Family incarceration is not a solution to family separation. To the extent the Senate is considering alternatives to family detention, we urge Congress and the administration to utilize non-restrictive, community-based alternatives to detention (ATDs) as the most appropriate response for families, children, and asylum seekers. Incarcerating families and young children in detention centers is unnecessary, costly, and harmful. Most families crossing the border do not pose a flight risk, and need not be funneled into detention or restrictive custody. Community-based ATDs effectively reunite individuals with family members currently living in the U.S., connect people with faith-based hospitality communities, or invest in family case management which helps people navigate the legal system.
Family incarceration is inhumane, immoral, and wrought with abuse.

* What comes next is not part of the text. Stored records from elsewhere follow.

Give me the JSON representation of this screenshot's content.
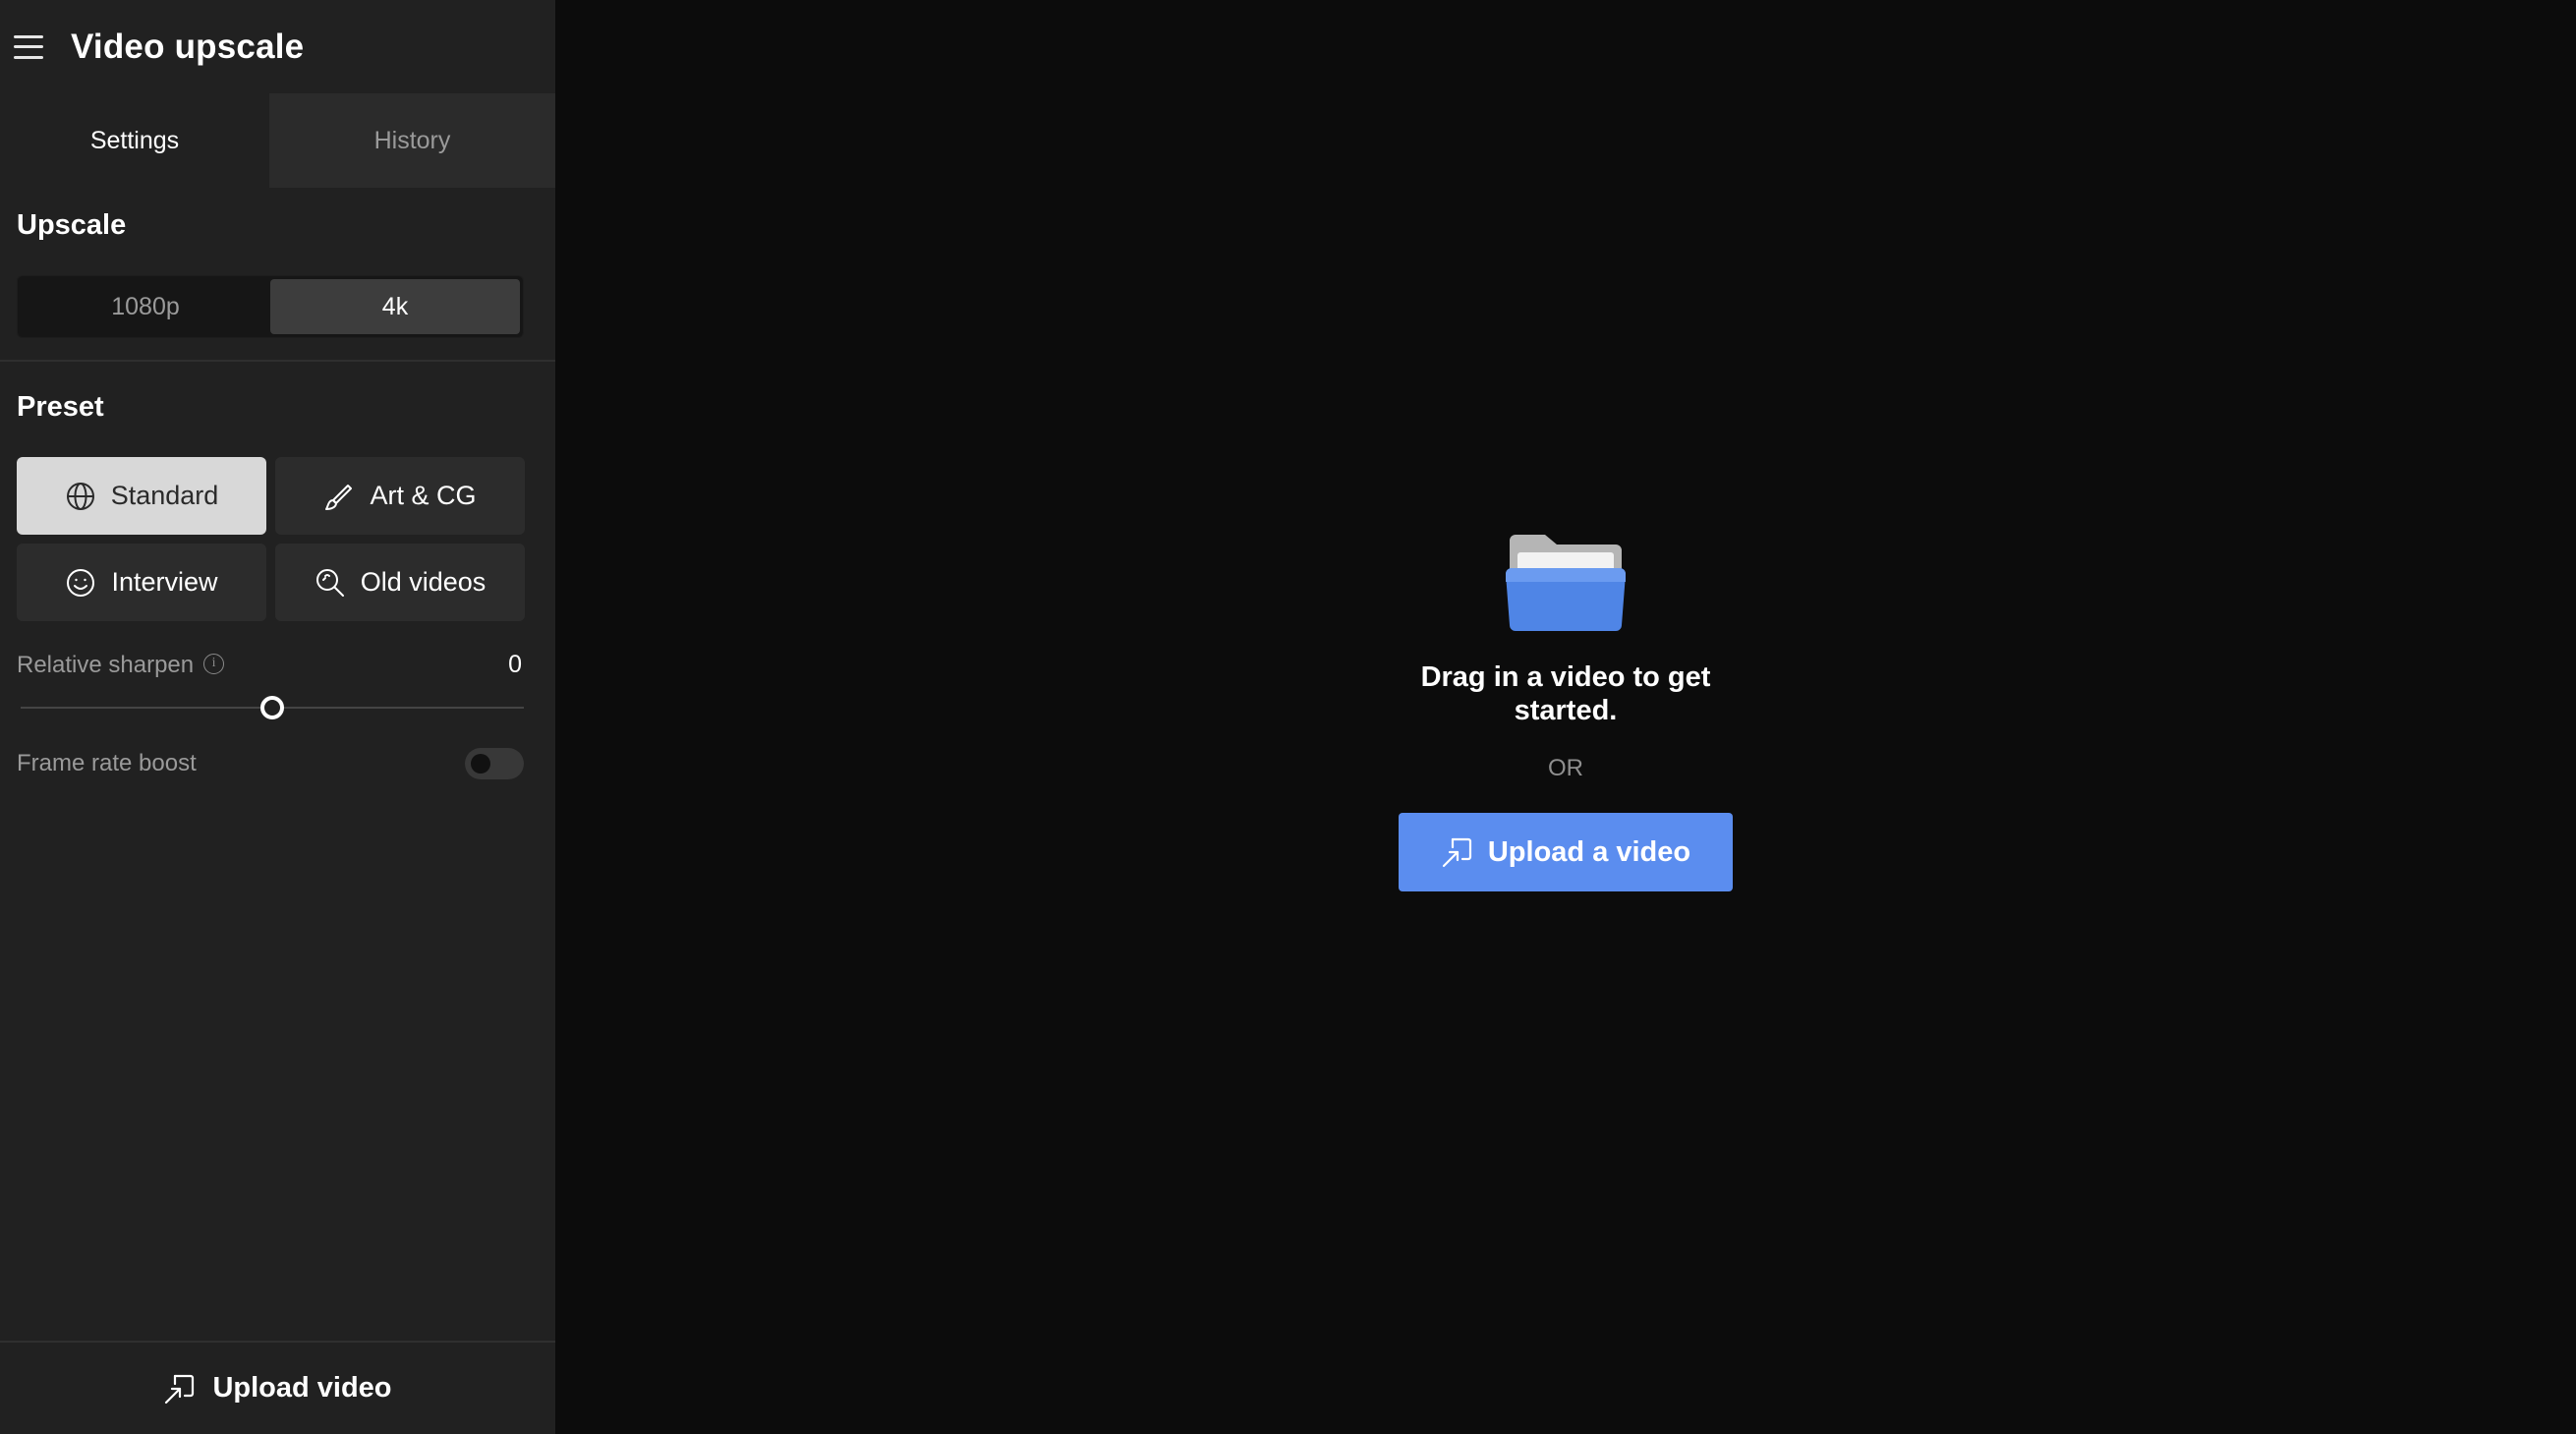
{
  "app": {
    "title": "Video upscale"
  },
  "tabs": [
    {
      "label": "Settings",
      "active": true
    },
    {
      "label": "History",
      "active": false
    }
  ],
  "upscale": {
    "title": "Upscale",
    "options": [
      "1080p",
      "4k"
    ],
    "selected": "4k"
  },
  "preset": {
    "title": "Preset",
    "options": [
      {
        "label": "Standard",
        "icon": "globe-icon",
        "selected": true
      },
      {
        "label": "Art & CG",
        "icon": "brush-icon",
        "selected": false
      },
      {
        "label": "Interview",
        "icon": "smiley-icon",
        "selected": false
      },
      {
        "label": "Old videos",
        "icon": "search-sparkle-icon",
        "selected": false
      }
    ]
  },
  "sharpen": {
    "label": "Relative sharpen",
    "value": "0",
    "level": 0.5
  },
  "frame_rate": {
    "label": "Frame rate boost",
    "enabled": false
  },
  "footer": {
    "upload_label": "Upload video"
  },
  "main": {
    "drop_text": "Drag in a video to get started.",
    "or_text": "OR",
    "upload_button": "Upload a video"
  },
  "colors": {
    "accent": "#5b8def",
    "sidebar_bg": "#212121",
    "main_bg": "#0c0c0c",
    "selected_preset_bg": "#d8d8d8"
  }
}
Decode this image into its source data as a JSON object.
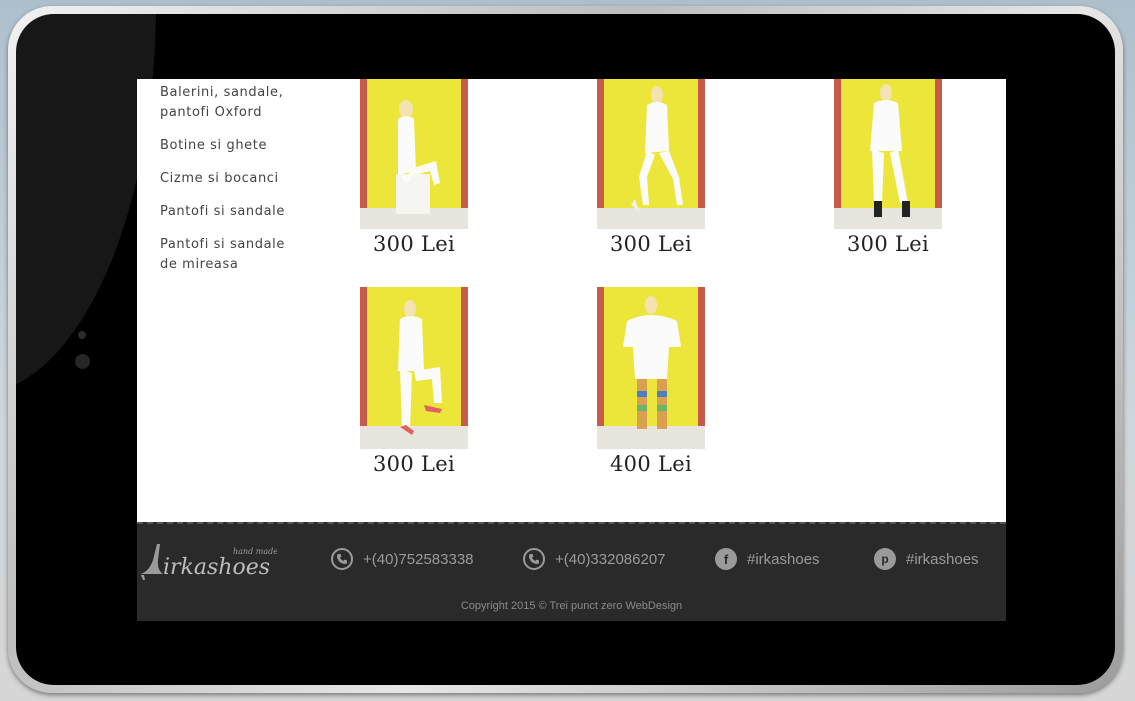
{
  "sidebar": {
    "categories": [
      {
        "label": "Balerini, sandale, pantofi Oxford"
      },
      {
        "label": "Botine si ghete"
      },
      {
        "label": "Cizme si bocanci"
      },
      {
        "label": "Pantofi si sandale"
      },
      {
        "label": "Pantofi si sandale de mireasa"
      }
    ]
  },
  "products": [
    {
      "price": "300 Lei"
    },
    {
      "price": "300 Lei"
    },
    {
      "price": "300 Lei"
    },
    {
      "price": "300 Lei"
    },
    {
      "price": "400 Lei"
    }
  ],
  "footer": {
    "logo_text": "irkashoes",
    "logo_tagline": "hand made",
    "phone_1": "+(40)752583338",
    "phone_2": "+(40)332086207",
    "facebook": "#irkashoes",
    "pinterest": "#irkashoes",
    "copyright": "Copyright 2015 © Trei punct zero WebDesign"
  },
  "colors": {
    "photo_background": "#ede63a",
    "photo_wall": "#c85a4c",
    "footer_background": "#2a2a2a",
    "footer_text": "#9a9a9a"
  },
  "icons": [
    "phone-icon",
    "facebook-icon",
    "pinterest-icon",
    "high-heel-logo-icon"
  ]
}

Reports have documented guards using family separation or the threat of separation as a method of discipline, as well as children experiencing signs of psychological and physical trauma. The American Association of Pediatrics found that family detention facilities do not meet the basic standards for the care of children in residential settings and “no child should be in detention centers or separated from parents.” It is critical that the administration institute true alternatives to detention, as family prisons endanger children’s health and safety and cost millions of dollars to maintain.
ATDs are less expensive and allow for individuals to have access to services in the community while they wait for fair adjudication of their immigration and asylum claims. When utilized, ATDs prove to be effective. Over 90% of those participating in them appeared at court hearings and other immigration appointments. For example, the Family Case Management Program, which allowed families to be released and receive intensive case supervision; help with child care and education; connections to legal counsel; and more rather than simply be detained. The program was 99 percent effective at having families show up for check-ins and court appearances and also ensured departure from the United States for those who did not win asylum. And, at a cost of only $36 per day per family, it was far cheaper than family detention, which costs over $300 per person per day. Members of Congress should push for the administration to better utilize ATDs through appropriations and public statements. As Congress considers funding for FY 2019, we call on Congress to reduce funding for immigration detention, deportation, and border militarization, and increase accountability and oversight of ICE and CBP. Pouring more money into the machinery of deportation and detention will not solve an outdated, punitive immigration system. Additional oversight of these agencies and border enforcement is essential to ensure adherence to international and U.S. law for asylum and human rights protection in immigration detention and enforcement.
Our faith has taught and called us to welcome the stranger, stand with the vulnerable, and love our neighbor. We call attention to the moral dimensions of public policy and recommend reforms that uphold the God-given dignity and rights of every person, each of whom are made in the image of God. Respecting the right to seek safety without fearing punishment through detention or separation from one’s children, parents, or other family members must be protected in policy.